In a case involving facts that could have been the plot of a soap opera episode or Lifetime Original Movie, a New Jersey court recently held that a husband could annul his marriage due to his wife's equitable, not actual, fraud.
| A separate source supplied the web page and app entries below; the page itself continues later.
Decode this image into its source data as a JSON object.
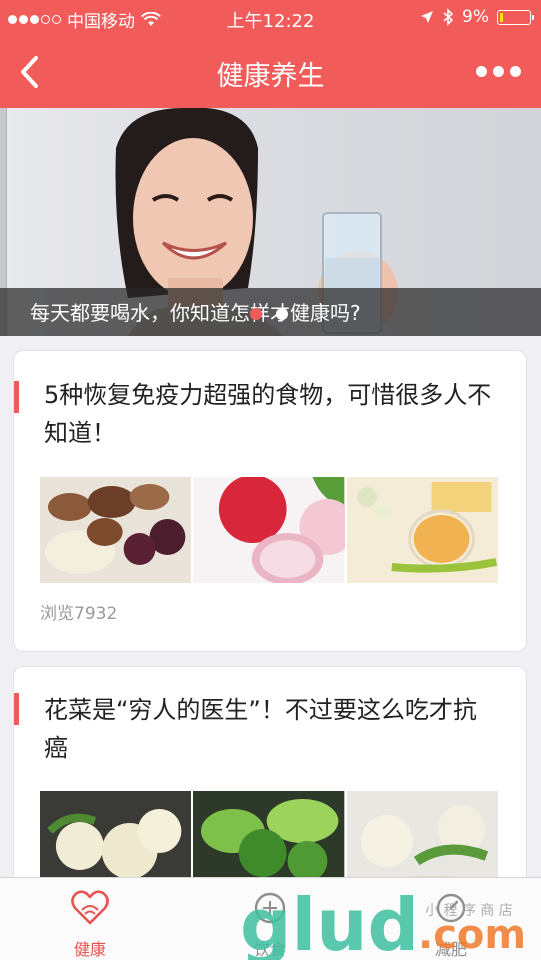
{
  "status_bar": {
    "carrier": "中国移动",
    "time": "上午12:22",
    "battery": "9%",
    "battery_level": 0.09
  },
  "nav": {
    "title": "健康养生"
  },
  "banner": {
    "caption": "每天都要喝水，你知道怎样才健康吗?",
    "active_page": 1,
    "page_count": 2
  },
  "articles": [
    {
      "title": "5种恢复免疫力超强的食物，可惜很多人不知道！",
      "views": "浏览7932"
    },
    {
      "title": "花菜是“穷人的医生”！不过要这么吃才抗癌"
    }
  ],
  "tabs": [
    {
      "label": "健康",
      "active": true
    },
    {
      "label": "饮食",
      "active": false
    },
    {
      "label": "减肥",
      "active": false
    }
  ],
  "watermark": {
    "text": "glud.com",
    "stamp": "小程序商店"
  },
  "colors": {
    "accent": "#f15b5a",
    "tab_active": "#e8524f",
    "tab_inactive": "#8e8e8e"
  }
}
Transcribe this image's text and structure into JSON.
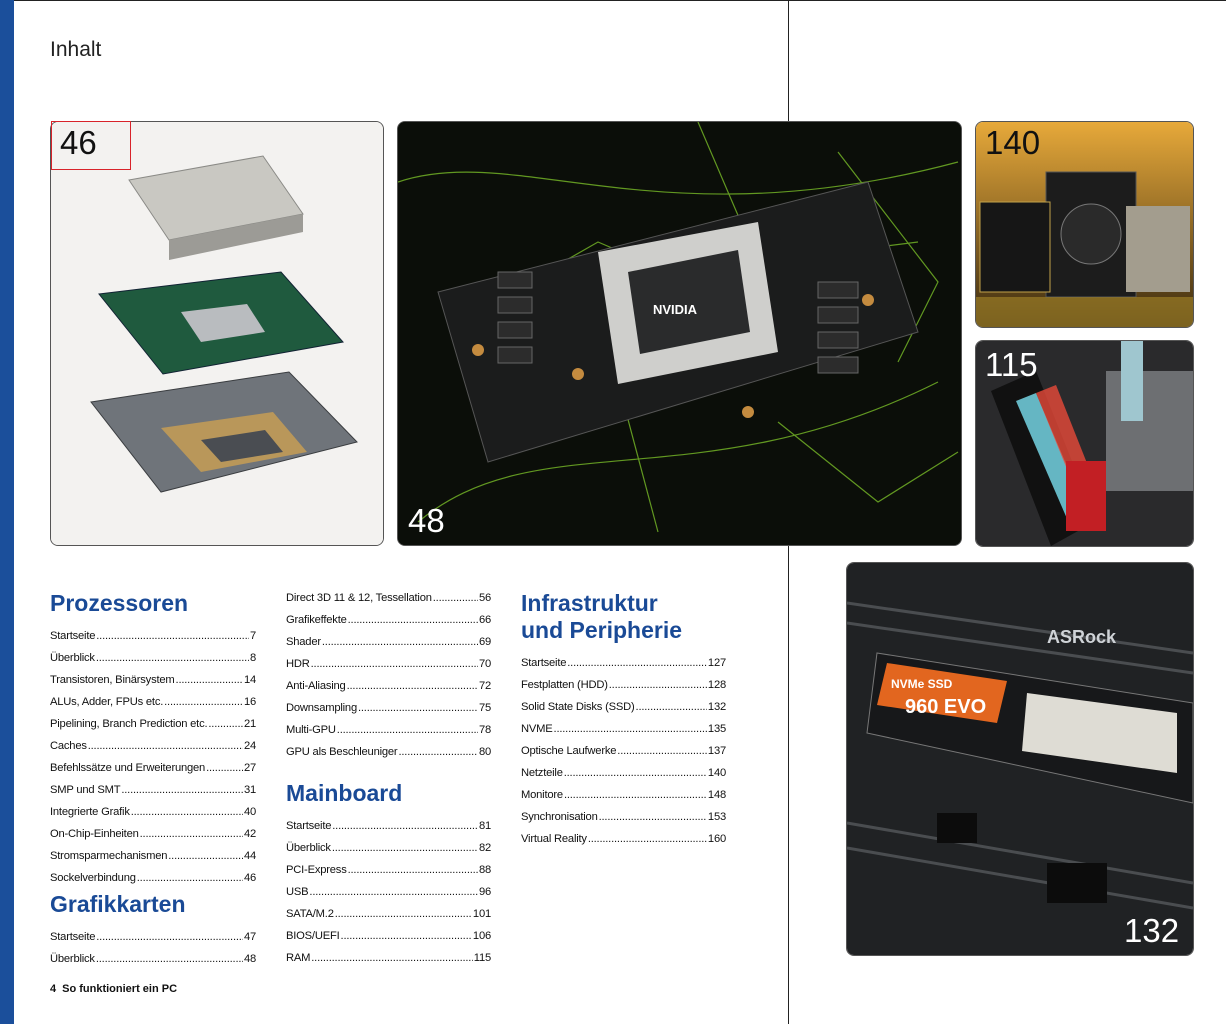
{
  "page": {
    "title": "Inhalt"
  },
  "photos": {
    "cpu": "46",
    "gpu": "48",
    "psu": "140",
    "ram": "115",
    "ssd": "132"
  },
  "columns": [
    {
      "sections": [
        {
          "heading": "Prozessoren",
          "items": [
            {
              "label": "Startseite",
              "page": "7"
            },
            {
              "label": "Überblick",
              "page": "8"
            },
            {
              "label": "Transistoren, Binärsystem",
              "page": "14"
            },
            {
              "label": "ALUs, Adder, FPUs etc.",
              "page": "16"
            },
            {
              "label": "Pipelining, Branch Prediction etc.",
              "page": "21"
            },
            {
              "label": "Caches",
              "page": "24"
            },
            {
              "label": "Befehlssätze und Erweiterungen",
              "page": "27"
            },
            {
              "label": "SMP und SMT",
              "page": "31"
            },
            {
              "label": "Integrierte Grafik",
              "page": "40"
            },
            {
              "label": "On-Chip-Einheiten",
              "page": "42"
            },
            {
              "label": "Stromsparmechanismen",
              "page": "44"
            },
            {
              "label": "Sockelverbindung",
              "page": "46"
            }
          ]
        },
        {
          "heading": "Grafikkarten",
          "items": [
            {
              "label": "Startseite",
              "page": "47"
            },
            {
              "label": "Überblick",
              "page": "48"
            }
          ]
        }
      ]
    },
    {
      "sections": [
        {
          "heading": "",
          "items": [
            {
              "label": "Direct 3D 11 & 12, Tessellation",
              "page": "56"
            },
            {
              "label": "Grafikeffekte",
              "page": "66"
            },
            {
              "label": "Shader",
              "page": "69"
            },
            {
              "label": "HDR",
              "page": "70"
            },
            {
              "label": "Anti-Aliasing",
              "page": "72"
            },
            {
              "label": "Downsampling",
              "page": "75"
            },
            {
              "label": "Multi-GPU",
              "page": "78"
            },
            {
              "label": "GPU als Beschleuniger",
              "page": "80"
            }
          ]
        },
        {
          "heading": "Mainboard",
          "items": [
            {
              "label": "Startseite",
              "page": "81"
            },
            {
              "label": "Überblick",
              "page": "82"
            },
            {
              "label": "PCI-Express",
              "page": "88"
            },
            {
              "label": "USB",
              "page": "96"
            },
            {
              "label": "SATA/M.2",
              "page": "101"
            },
            {
              "label": "BIOS/UEFI",
              "page": "106"
            },
            {
              "label": "RAM",
              "page": "115"
            }
          ]
        }
      ]
    },
    {
      "sections": [
        {
          "heading": "Infrastruktur und Peripherie",
          "items": [
            {
              "label": "Startseite",
              "page": "127"
            },
            {
              "label": "Festplatten (HDD)",
              "page": "128"
            },
            {
              "label": "Solid State Disks (SSD)",
              "page": "132"
            },
            {
              "label": "NVME",
              "page": "135"
            },
            {
              "label": "Optische Laufwerke",
              "page": "137"
            },
            {
              "label": "Netzteile",
              "page": "140"
            },
            {
              "label": "Monitore",
              "page": "148"
            },
            {
              "label": "Synchronisation",
              "page": "153"
            },
            {
              "label": "Virtual Reality",
              "page": "160"
            }
          ]
        }
      ]
    }
  ],
  "footer": {
    "page_number": "4",
    "publication": "So funktioniert ein PC"
  },
  "colors": {
    "accent": "#1a4a96",
    "spine": "#1b4f9b",
    "highlight": "#d8232a"
  }
}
In Easton v. Mercer (names were changed by the court to protect the innocent), plaintiff began dating defendant and, two years later, proposed to her. Defendant's parents objected because they "disapproved of [plaintiff] as a suitable husband for their daughter." True love, however, would not be denied. Without telling defendant's parents, plaintiff and defendant scheduled a small wedding to take place three weeks after plaintiff's proposal. Prior to the wedding, they applied for a marriage license, which was issued seven days later. They then got married in a small ceremony, administered by a reverend, and attended by approximately 15 guests. All of the guests were invited by plaintiff. Defendant did not invite any guests, including her parents, with whom she still lived and who were still unaware that the wedding was taking place. This, as they say, is when the plot thickens.